States require individuals to take specific exams to earn the ability to sell their insurance products. But, we live in a dynamic world and the list of available insurance products is large and ever-increasing. If a producer was subject to individual exams for each product they wanted to sell, they’d probably spend more time studying and sitting in exams than actually selling insurance.
To avoid this fate and simplify the producer licensing process, the states group similar insurance products together under different lines of authority (LOAs). This way, instead of studying and taking an exam for each different product, producers can take one exam to earn a license to sell a group of similar insurance products.
Lines of authority are not insurance products themselves. They are groups of products that fall under a similar subject area. While LOAs vary by state, there are 6 major lines that form the backbone of the insurance industry.
What are the 6 major lines of authority in insurance?
- Life – Insurance coverage on human lives, including benefits of endowments and annuities, benefits for disability income, and death benefits. Life insurance products can include permanent life insurance, temporary life insurance, group life insurance, and universal life insurance.
- Accident and health or sickness – Insurance coverage for sickness, bodily injury or accidental death, which may include benefits for disability income.
- Property – Insurance coverage that provides protection for any direct or consequential property loss or damage. Insurance products often included under the property LOA include general liability insurance, commercial property insurance, and earthquake insurance.
- Casualty – Insurance coverage for individuals and businesses for losses resulting from legal liability including death, injury, disability, or property damage. This LOA typically includes products like workers compensation insurance, liability insurance, theft insurance, and auto insurance.
- Variable Life and Variable Annuity Products – Insurance coverage provided under variable life insurance contracts and variable annuities.
- Personal lines – Insurance coverage for individuals and families for losses resulting from death, injury, or property damage. Personal lines generally includes products such as homeowners insurance*, personal earthquake insurance, renters insurance, auto insurance, umbrella insurance, and health insurance
*It is worth noting that some products, like homeowners insurance, can fall under either personal or property lines depending on the state.
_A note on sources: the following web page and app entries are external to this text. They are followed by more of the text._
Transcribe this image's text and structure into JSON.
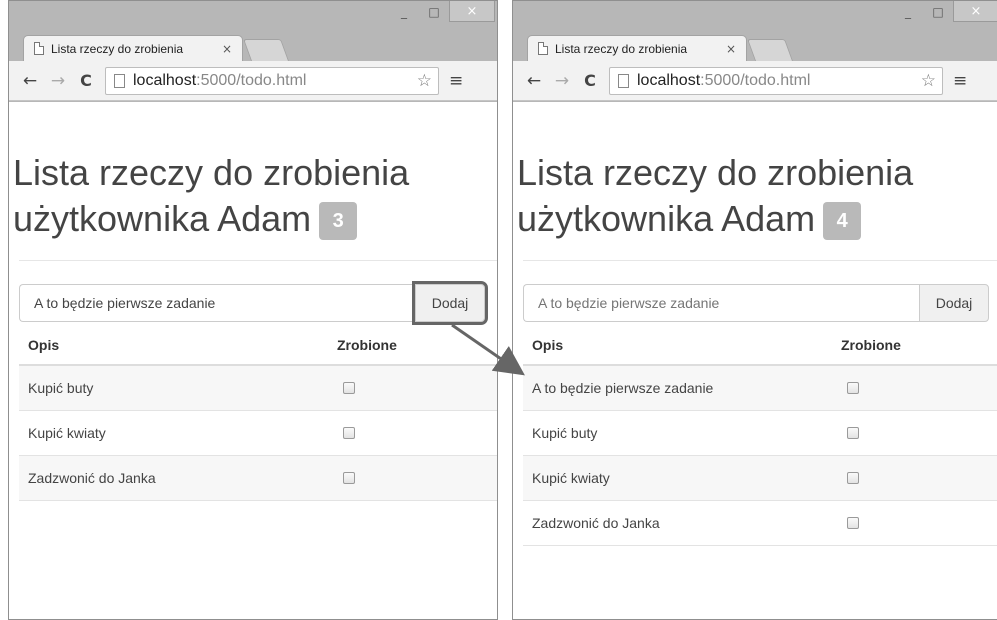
{
  "windows": [
    {
      "tab_title": "Lista rzeczy do zrobienia",
      "tab_close": "×",
      "url_host": "localhost",
      "url_rest": ":5000/todo.html",
      "heading_line1": "Lista rzeczy do zrobienia",
      "heading_line2": "użytkownika Adam",
      "count": "3",
      "input_value": "A to będzie pierwsze zadanie",
      "add_label": "Dodaj",
      "col_desc": "Opis",
      "col_done": "Zrobione",
      "items": [
        "Kupić buty",
        "Kupić kwiaty",
        "Zadzwonić do Janka"
      ]
    },
    {
      "tab_title": "Lista rzeczy do zrobienia",
      "tab_close": "×",
      "url_host": "localhost",
      "url_rest": ":5000/todo.html",
      "heading_line1": "Lista rzeczy do zrobienia",
      "heading_line2": "użytkownika Adam",
      "count": "4",
      "input_placeholder": "A to będzie pierwsze zadanie",
      "add_label": "Dodaj",
      "col_desc": "Opis",
      "col_done": "Zrobione",
      "items": [
        "A to będzie pierwsze zadanie",
        "Kupić buty",
        "Kupić kwiaty",
        "Zadzwonić do Janka"
      ]
    }
  ],
  "icons": {
    "minimize": "_",
    "maximize": "□",
    "close": "×",
    "back": "←",
    "forward": "→",
    "reload": "C",
    "star": "☆",
    "menu": "≡"
  },
  "colors": {
    "highlight_box": "#666666",
    "badge": "#b9b9b9",
    "arrow": "#666666"
  }
}
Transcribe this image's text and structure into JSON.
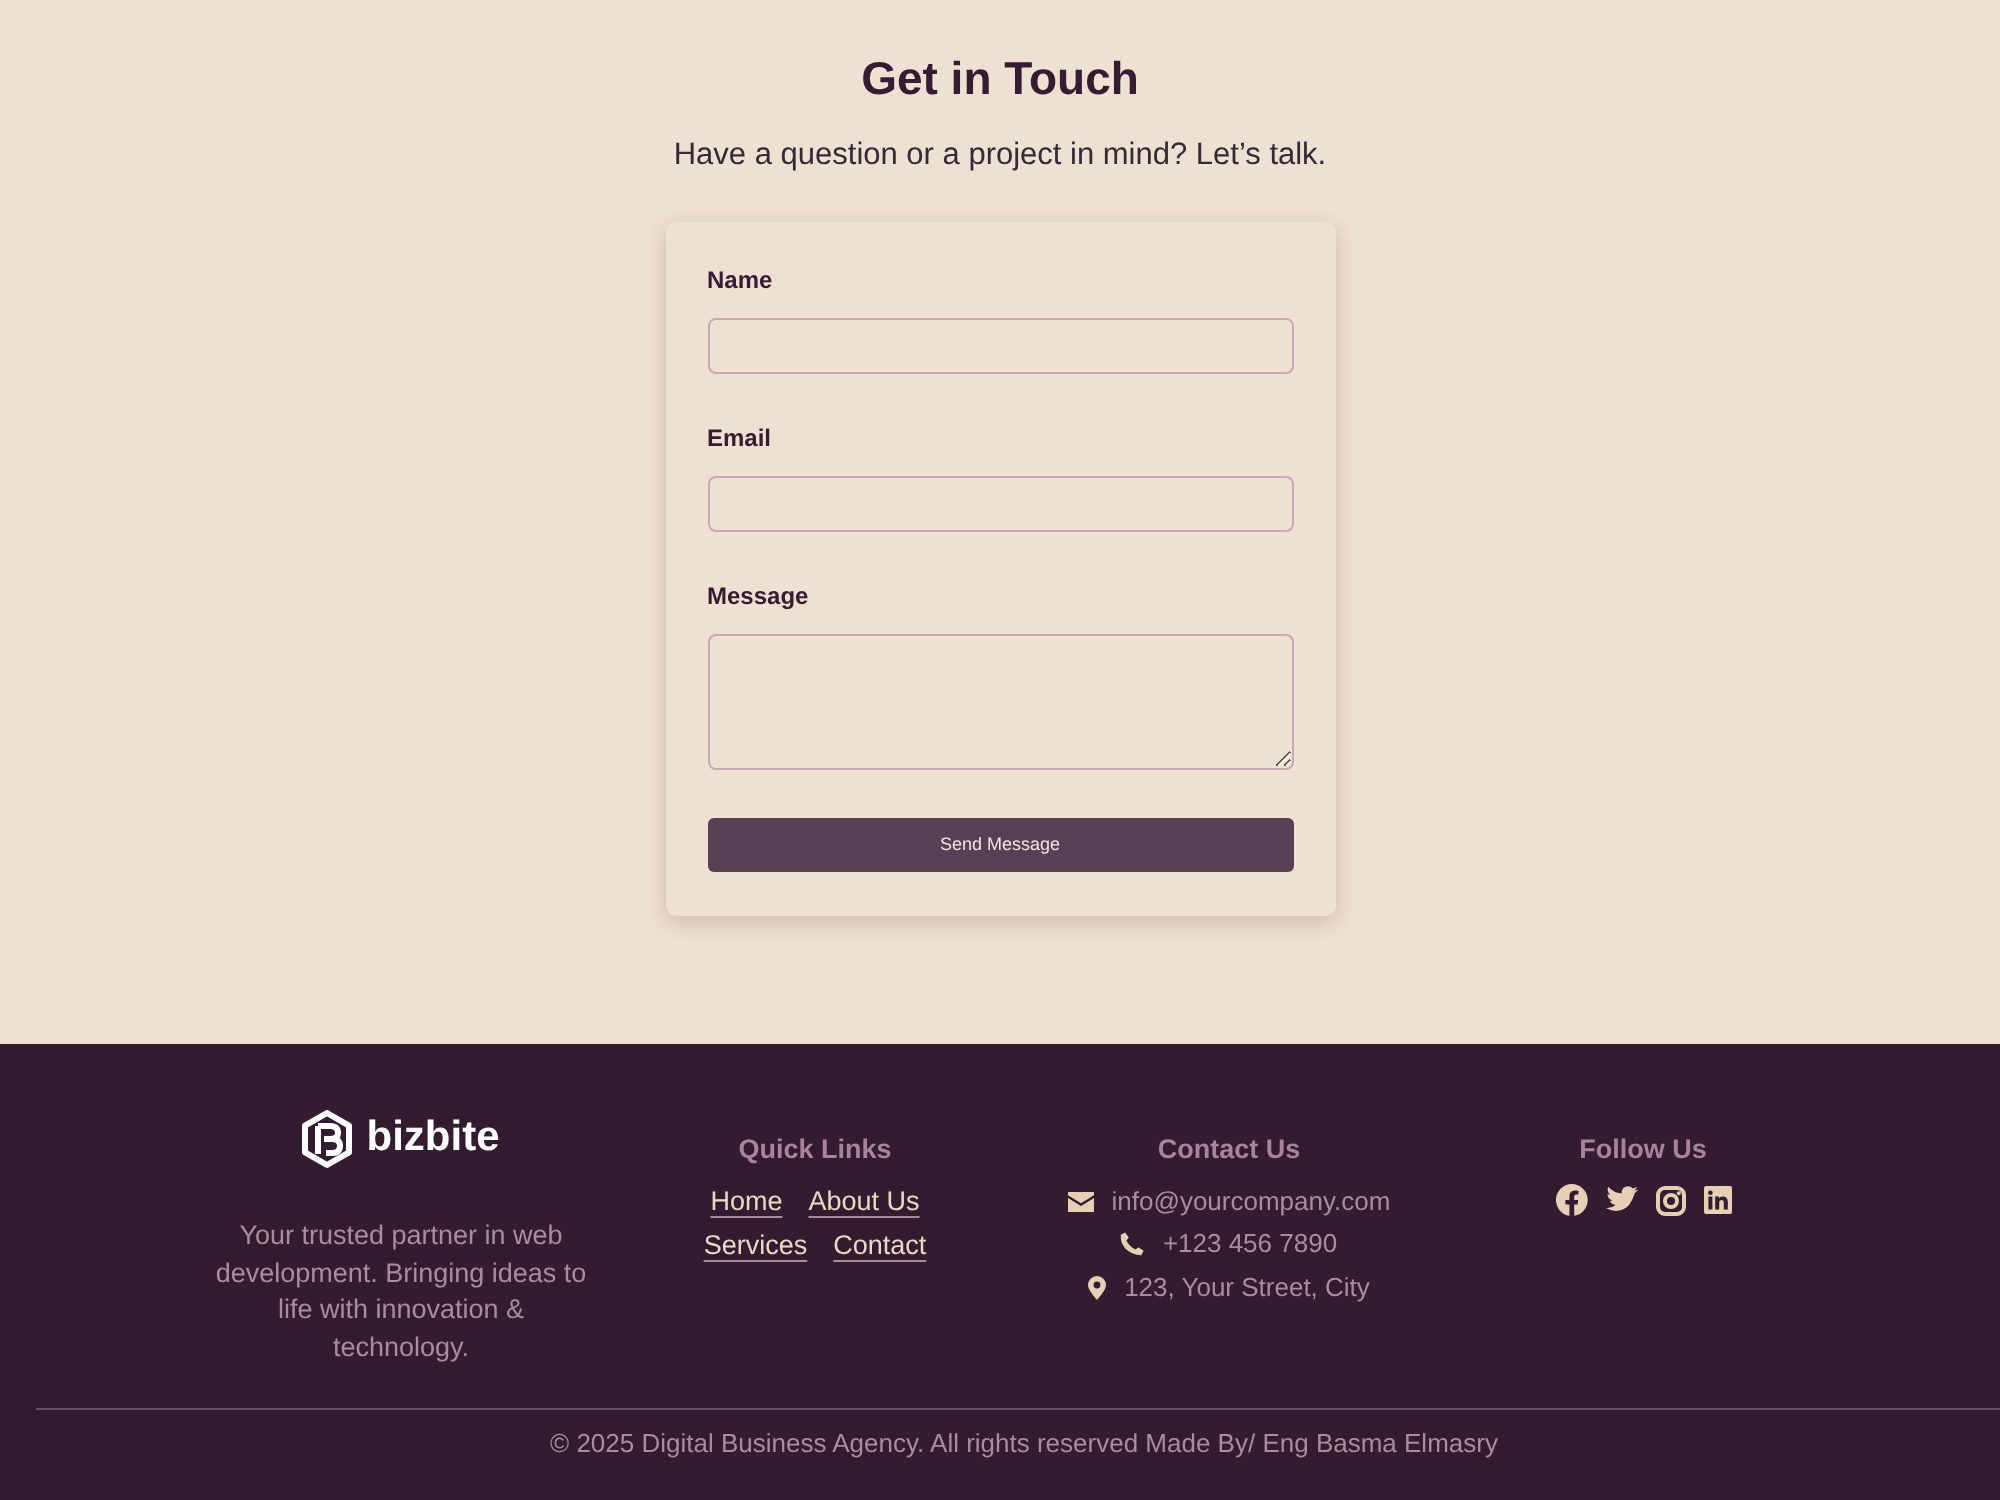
{
  "header": {
    "title": "Get in Touch",
    "subtitle": "Have a question or a project in mind? Let’s talk."
  },
  "form": {
    "fields": [
      {
        "label": "Name",
        "kind": "input"
      },
      {
        "label": "Email",
        "kind": "input"
      },
      {
        "label": "Message",
        "kind": "textarea"
      }
    ],
    "submit": "Send Message"
  },
  "footer": {
    "brand": {
      "name": "bizbite",
      "description": "Your trusted partner in web development. Bringing ideas to life with innovation & technology."
    },
    "quick_links": {
      "title": "Quick Links",
      "links": [
        "Home",
        "About Us",
        "Services",
        "Contact"
      ]
    },
    "contact": {
      "title": "Contact Us",
      "items": [
        {
          "kind": "email",
          "text": "info@yourcompany.com"
        },
        {
          "kind": "phone",
          "text": "+123 456 7890"
        },
        {
          "kind": "address",
          "text": "123, Your Street, City"
        }
      ]
    },
    "follow": {
      "title": "Follow Us",
      "items": [
        {
          "kind": "facebook"
        },
        {
          "kind": "twitter"
        },
        {
          "kind": "instagram"
        },
        {
          "kind": "linkedin"
        }
      ]
    },
    "copyright": "© 2025 Digital Business Agency. All rights reserved Made By/ Eng Basma Elmasry"
  }
}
Adding a line of authority
When it comes to application fees, states typically charge by application rather than by LOA. Because of this, some producers choose to apply for licensure for multiple (or all) lines of authority during their initial application. However, as a best practice, the ULS recommends each state offer individual examinations for each major line of authority . That way a producer is still able to add additional LOAs later on. They will have to pay another application fee, though.
Variable life and variable annuities have more complex licensing requirements
For a producer to sell variable life and variable annuity products, they must first hold a life insurance LOA. But, because these products are more heavily regulated, licensing gets a little more complicated. A producer wishing to sell variable life and variable annuity products must also obtain the proper securities registration with the Financial Industry Regulatory Authority, or FINRA. This means studying for and passing specific Series exams depending on which variable products they plan to sell and which exams their resident state requires.
How do major lines of authority differ between states?
Producer licensing standards and guidelines like the ULS specify that the states’ definitions of each major LOA should remain relatively consistent with those set forth by the NAIC. Because of this, most states have pretty similar definitions of each LOA. However, while the definitions remain constant, the way each state’s department of insurance chooses to group the various lines can differ.
For example, some states offer property and casualty as separate LOAs, while others choose to bundle them into a single line. A small number of states even throw personal lines into the P&C mix, but for many it remains its own LOA. And it’s not just those three; different combinations exist for each of the six major lines depending on how each state chooses to group them.
Limited lines have more variance
Of course, there are plenty of insurance products that exist outside of the six major LOAs. These products make up various limited lines. There are over 50 different limited lines available across the U.S., which encompass a wide variety of insurance products from pet insurance to travel insurance to bail bond insurance. As a best practice, the ULS put a cap on the number of limited lines a state can offer. States can offer up to nine limited lines, including the four core limited lines of car rental insurance, credit insurance, crop insurance, and travel insurance.
Not only do states vary when it comes to which limited lines they offer, but there are also wide discrepancies between states in limited lines licensing requirements, even for lines covering the same type of insurance. For example, when it comes to rental car limited lines licenses, some states require only the rental car company to obtain a limited lines license, some require the company along with one (or all) employees to have one, and others even require the company to appoint a designated producer with a limited lines license.
Keeping track of producer licensing compliance
Generally speaking, LOAs make producers’ lives simpler by allowing them to get the licenses they need to sell the products they want without having to take multiple exams. But, it can also bring about more complex compliance issues.
The law requires individuals and entities to hold the appropriate lines for the products they sell. Differences in definitions and licensing requirements can lead to confusion that could leave a producer selling insurance products they are not actually licensed for. Is auto insurance a personal line of authority in this state? Or does it fall under a personal line of business as part of a property and casualty line of authority? These kinds of questions can get sticky from state to state.
Managing state differences in regulatory requirements for producer licensing is tedious work, especially when done by hand. AgentSync’s solutions help take the load off for carriers, agencies, and MGAs/MGUs who are ready to take complexity out of their compliance.